Some companies have gone private and appear to be very happy that way. SunGard Data Systems, one of the top technology providers to Wall Street as well as to higher education, went private in what was then the biggest technology buyout in 2005. Among the players in the $11.3 billion deal was Silver Lake, including Managing Director Egon Durban, who’s going to be Dell’s de facto “minder.”
SunGard, of Wayne, Pa., has sold large parts of the company and made substantial acquisitions, all the while paying down much of the debt it assumed in the LBO. All companies that go private finance their debts from in-house cash flow as well as by cutting costs and from divestitures.
Other technology companies conducted their LBOs before the 2008 recession and haven’t indicated they want to go public again. They include First Data Corp., the payments processor, which did a $26.4 billion deal, as well as Alltel, a wireless company, for $25.7 billion.
Much of Alltel has been acquired by AT&T Inc. (NYSE:T), the No. 1 telecommunications carrier, and the Verizon Wireless unit of Verizon Communications Inc. (NYSE:VZ), the No. 2 telecommunications carrier.
The top technology companies are constantly shuffling their portfolios.
In late December, Hewlett-Packard Co. (NYSE:HPQ), the No. 1 computer company, advised the Securities and Exchange Commission it was considering “possible disposition of assets,” although CEO Meg Whitman has said it plans no major activity after deciding to retain its PC unit, which is No. 2 worldwide, and merging it with the printers division, No. 1 worldwide.
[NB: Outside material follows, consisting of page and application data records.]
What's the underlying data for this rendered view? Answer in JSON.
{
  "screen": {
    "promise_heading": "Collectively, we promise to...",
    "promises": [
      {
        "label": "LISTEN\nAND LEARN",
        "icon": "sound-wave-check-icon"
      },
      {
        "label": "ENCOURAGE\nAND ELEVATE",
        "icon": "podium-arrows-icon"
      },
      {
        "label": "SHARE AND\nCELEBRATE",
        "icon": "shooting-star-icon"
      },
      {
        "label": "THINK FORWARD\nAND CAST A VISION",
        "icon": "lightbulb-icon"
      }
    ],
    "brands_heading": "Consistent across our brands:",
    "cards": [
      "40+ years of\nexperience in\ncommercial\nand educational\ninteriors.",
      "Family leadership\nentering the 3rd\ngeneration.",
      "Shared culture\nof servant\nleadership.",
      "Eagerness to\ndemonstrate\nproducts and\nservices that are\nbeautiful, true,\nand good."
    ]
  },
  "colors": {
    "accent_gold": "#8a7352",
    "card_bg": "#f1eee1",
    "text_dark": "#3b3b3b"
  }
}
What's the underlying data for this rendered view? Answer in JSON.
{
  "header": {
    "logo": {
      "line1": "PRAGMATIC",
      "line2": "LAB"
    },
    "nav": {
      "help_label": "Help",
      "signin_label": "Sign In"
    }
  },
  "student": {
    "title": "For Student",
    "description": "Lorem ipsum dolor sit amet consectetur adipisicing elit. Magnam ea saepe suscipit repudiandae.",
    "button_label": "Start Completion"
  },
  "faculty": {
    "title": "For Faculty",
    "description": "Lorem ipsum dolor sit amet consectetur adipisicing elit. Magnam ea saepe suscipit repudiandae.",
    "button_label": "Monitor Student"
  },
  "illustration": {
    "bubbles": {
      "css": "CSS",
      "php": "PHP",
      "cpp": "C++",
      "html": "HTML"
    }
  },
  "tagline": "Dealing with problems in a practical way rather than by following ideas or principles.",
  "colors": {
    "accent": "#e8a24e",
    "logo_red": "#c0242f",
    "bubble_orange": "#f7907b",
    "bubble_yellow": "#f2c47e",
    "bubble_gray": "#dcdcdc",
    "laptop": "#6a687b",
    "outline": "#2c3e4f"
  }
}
It's not considering an LBO, a representative said.
IBM, which constantly acquires companies, has divested units in the past to P/E companies. Most notable: its printers division to Clayton Dubilier & Rice, which then took it public as Lexmark International Group (NYSE:LXK). Intel (NASDAQ:INTC), the No. 1 semiconductor maker, sold its LANDesk unit to P/E specialist Thoma Bravo, which maintains it as LANDesk Software, in South Jordan, Utah.
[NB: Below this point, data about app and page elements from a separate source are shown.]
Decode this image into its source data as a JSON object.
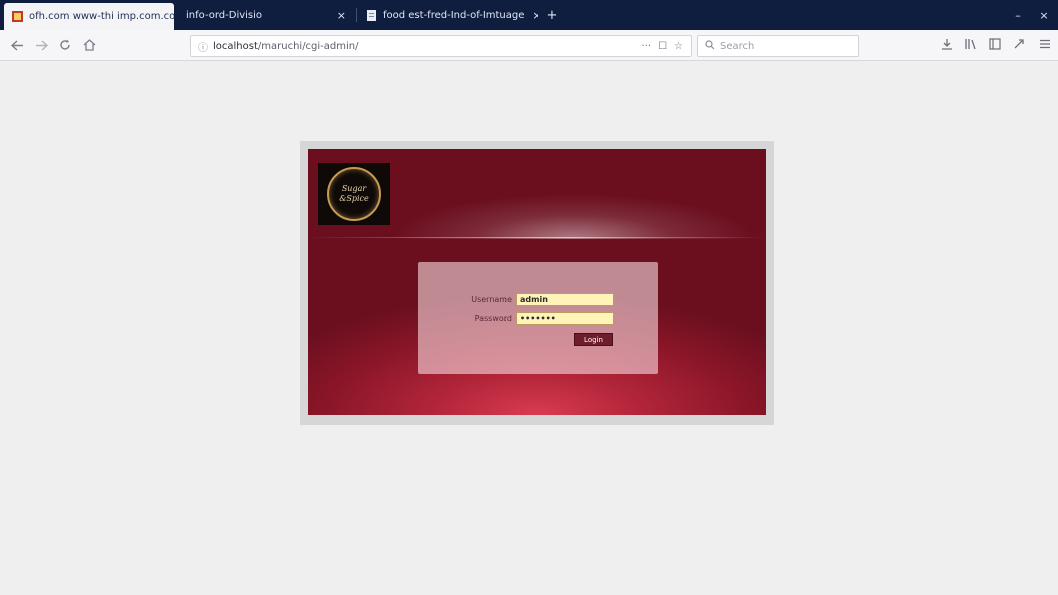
{
  "browser": {
    "tabs": [
      {
        "label": "ofh.com www-thi imp.com.com",
        "active": true
      },
      {
        "label": "info-ord-Divisio",
        "active": false
      },
      {
        "label": "food est-fred-Ind-of-Imtuage",
        "active": false
      }
    ],
    "close_glyph": "×",
    "new_tab_glyph": "+",
    "window_controls": {
      "minimize": "–",
      "close": "×"
    }
  },
  "nav": {
    "url_host": "localhost",
    "url_path": "/maruchi/cgi-admin/",
    "actions": [
      "···",
      "☐",
      "☆"
    ],
    "search_placeholder": "Search",
    "toolbar_icons": [
      "download-icon",
      "library-icon",
      "sidebar-icon",
      "extension-icon",
      "menu-icon"
    ]
  },
  "login": {
    "logo_line1": "Sugar",
    "logo_line2": "&Spice",
    "username_label": "Username",
    "password_label": "Password",
    "colon": ":",
    "username_value": "admin",
    "password_value": "•••••••",
    "submit_label": "Login"
  },
  "colors": {
    "tabbar": "#0f1e3f",
    "panel_dark": "#6b0f1f",
    "panel_light": "#d93b52",
    "input_bg": "#fff3b8",
    "button": "#6e1d2c"
  }
}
“Dell probably decided to go private now because it wants to decide what it wants to be when it grows up,” said an investment banker who’s not involved in the Dell deal, which includes financial advisers JPMorgan Chase (NYSE:JPM) and Evercore Partners (NYSE:EVR).
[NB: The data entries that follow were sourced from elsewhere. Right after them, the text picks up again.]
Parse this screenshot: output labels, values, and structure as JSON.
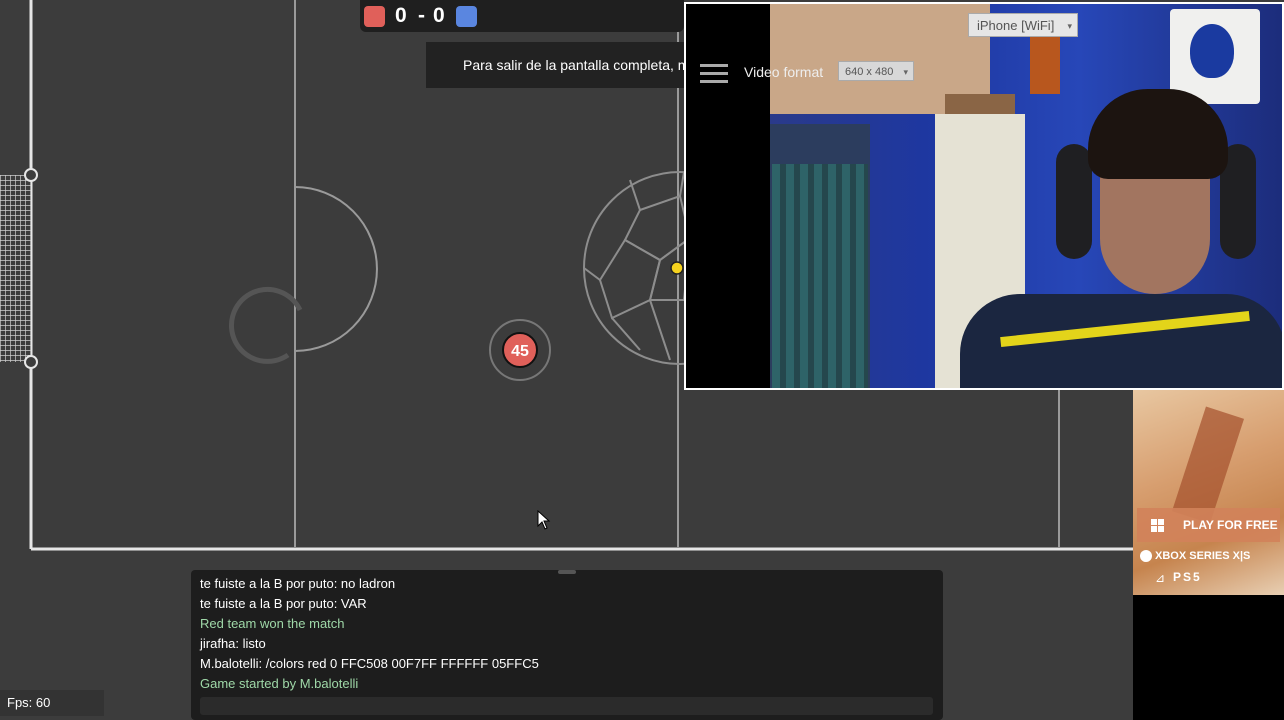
{
  "scoreboard": {
    "red_score": "0",
    "separator": "-",
    "blue_score": "0",
    "red_color": "#e0605a",
    "blue_color": "#5a86e0"
  },
  "fullscreen_message": "Para salir de la pantalla completa, m",
  "player": {
    "number": "45",
    "color": "#e0605a"
  },
  "webcam": {
    "device": "iPhone [WiFi]",
    "video_format_label": "Video format",
    "video_format_value": "640 x 480"
  },
  "ad": {
    "play_label": "PLAY FOR FREE",
    "xbox_label": "XBOX SERIES X|S",
    "ps_label": "PS5"
  },
  "chat": {
    "lines": [
      {
        "text": "te fuiste a la B por puto: no ladron",
        "type": "user"
      },
      {
        "text": "te fuiste a la B por puto: VAR",
        "type": "user"
      },
      {
        "text": "Red team won the match",
        "type": "system"
      },
      {
        "text": "jirafha: listo",
        "type": "user"
      },
      {
        "text": "M.balotelli: /colors red 0 FFC508 00F7FF FFFFFF 05FFC5",
        "type": "user"
      },
      {
        "text": "Game started by M.balotelli",
        "type": "system"
      }
    ]
  },
  "fps": "Fps: 60",
  "colors": {
    "field": "#3c3c3c",
    "lines": "#c8c8c8",
    "goal_post": "#e6e6e6",
    "ball_marker": "#f5d21e"
  }
}
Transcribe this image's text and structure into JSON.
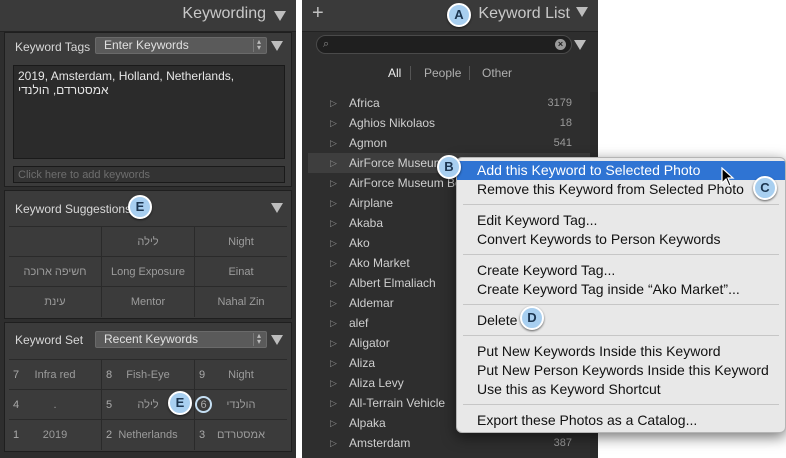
{
  "left": {
    "title": "Keywording",
    "tags": {
      "label": "Keyword Tags",
      "mode": "Enter Keywords",
      "text_line1": "2019, Amsterdam, Holland, Netherlands,",
      "text_line2": "אמסטרדם, הולנדי",
      "add_placeholder": "Click here to add keywords"
    },
    "suggestions": {
      "label": "Keyword Suggestions",
      "badge": "E",
      "cells": [
        "",
        "לילה",
        "Night",
        "חשיפה ארוכה",
        "Long Exposure",
        "Einat",
        "עינת",
        "Mentor",
        "Nahal Zin"
      ]
    },
    "set": {
      "label": "Keyword Set",
      "mode": "Recent Keywords",
      "badge": "E",
      "cells": [
        {
          "num": "7",
          "label": "Infra red"
        },
        {
          "num": "8",
          "label": "Fish-Eye"
        },
        {
          "num": "9",
          "label": "Night"
        },
        {
          "num": "4",
          "label": "."
        },
        {
          "num": "5",
          "label": "לילה"
        },
        {
          "num": "6",
          "label": "הולנדי"
        },
        {
          "num": "1",
          "label": "2019"
        },
        {
          "num": "2",
          "label": "Netherlands"
        },
        {
          "num": "3",
          "label": "אמסטרדם"
        }
      ],
      "highlight_num": "6"
    }
  },
  "right": {
    "add": "+",
    "title": "Keyword List",
    "badge_a": "A",
    "badge_b": "B",
    "badge_c": "C",
    "badge_d": "D",
    "filters": [
      "All",
      "People",
      "Other"
    ],
    "keywords": [
      {
        "name": "Africa",
        "count": "3179"
      },
      {
        "name": "Aghios Nikolaos",
        "count": "18"
      },
      {
        "name": "Agmon",
        "count": "541"
      },
      {
        "name": "AirForce Museum",
        "count": ""
      },
      {
        "name": "AirForce Museum Bee",
        "count": ""
      },
      {
        "name": "Airplane",
        "count": ""
      },
      {
        "name": "Akaba",
        "count": ""
      },
      {
        "name": "Ako",
        "count": ""
      },
      {
        "name": "Ako Market",
        "count": ""
      },
      {
        "name": "Albert Elmaliach",
        "count": ""
      },
      {
        "name": "Aldemar",
        "count": ""
      },
      {
        "name": "alef",
        "count": ""
      },
      {
        "name": "Aligator",
        "count": ""
      },
      {
        "name": "Aliza",
        "count": ""
      },
      {
        "name": "Aliza Levy",
        "count": ""
      },
      {
        "name": "All-Terrain Vehicle",
        "count": ""
      },
      {
        "name": "Alpaka",
        "count": ""
      },
      {
        "name": "Amsterdam",
        "count": "387"
      }
    ]
  },
  "menu": {
    "items": [
      "Add this Keyword to Selected Photo",
      "Remove this Keyword from Selected Photo",
      "Edit Keyword Tag...",
      "Convert Keywords to Person Keywords",
      "Create Keyword Tag...",
      "Create Keyword Tag inside “Ako Market”...",
      "Delete",
      "Put New Keywords Inside this Keyword",
      "Put New Person Keywords Inside this Keyword",
      "Use this as Keyword Shortcut",
      "Export these Photos as a Catalog..."
    ]
  },
  "colors": {
    "highlight": "#2f74d3",
    "badge": "#a8cff0",
    "panel_bg": "#2e2e2e"
  }
}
They’ve already benefited from the deal, in which fees are estimated to range as much as $400 million, once all the banks, lawyers and accountants are paid. Then Silver Lake will make money for the duration.
Private equity companies, also including Bain Capital, founded by Mitt Romney, the 2012 Republican nominee for president; Kohlberg Kravis Roberts (NYSE:KKR), which managed the 1988 takeover of RJR Nabisco for the then-record $25.1 billion; Blackrock Partners (NYSE:BX) and TPG Group, among others, have billions available for deals.
They also are looking for fee-based income. LBO activity fell to only $100 billion in 2012, compared with $410 billion in 2006, estimates Dealogic, a private research firm.
As well, interest rates now remain low, so that a well-managed company could try a buyout, then tap markets cheaply for loans.
Last May, Quest Software, of Aliso Viejo, Calif., decided on a $2 billion LBO to be managed by Insight Venture Partners before Dell swooped in to offer $2.4 billion and acquire the company. So just by announcing a buyout, a company like Dell, which has a provision allowing for a better offer to emerge within 45 days, could be acquired, but only by parties willing to spend more than $24.4 billion.
Dell already has a $2 billion commitment from Microsoft Corp. (NASDAQ:MSFT), the No. 1 software company, for its LBO, so it would be hard to imagine another party challenging it, at least without partners.
Going forward, the signs for an LBO are clear: a company’s declining share price, proven management and a desire to change. Wall Street and P/E sales people know how to ring CEO doorbells.
Shares of Dell rose a dime to $13.52, 13 cents below the LBO price, in Wednesday trading.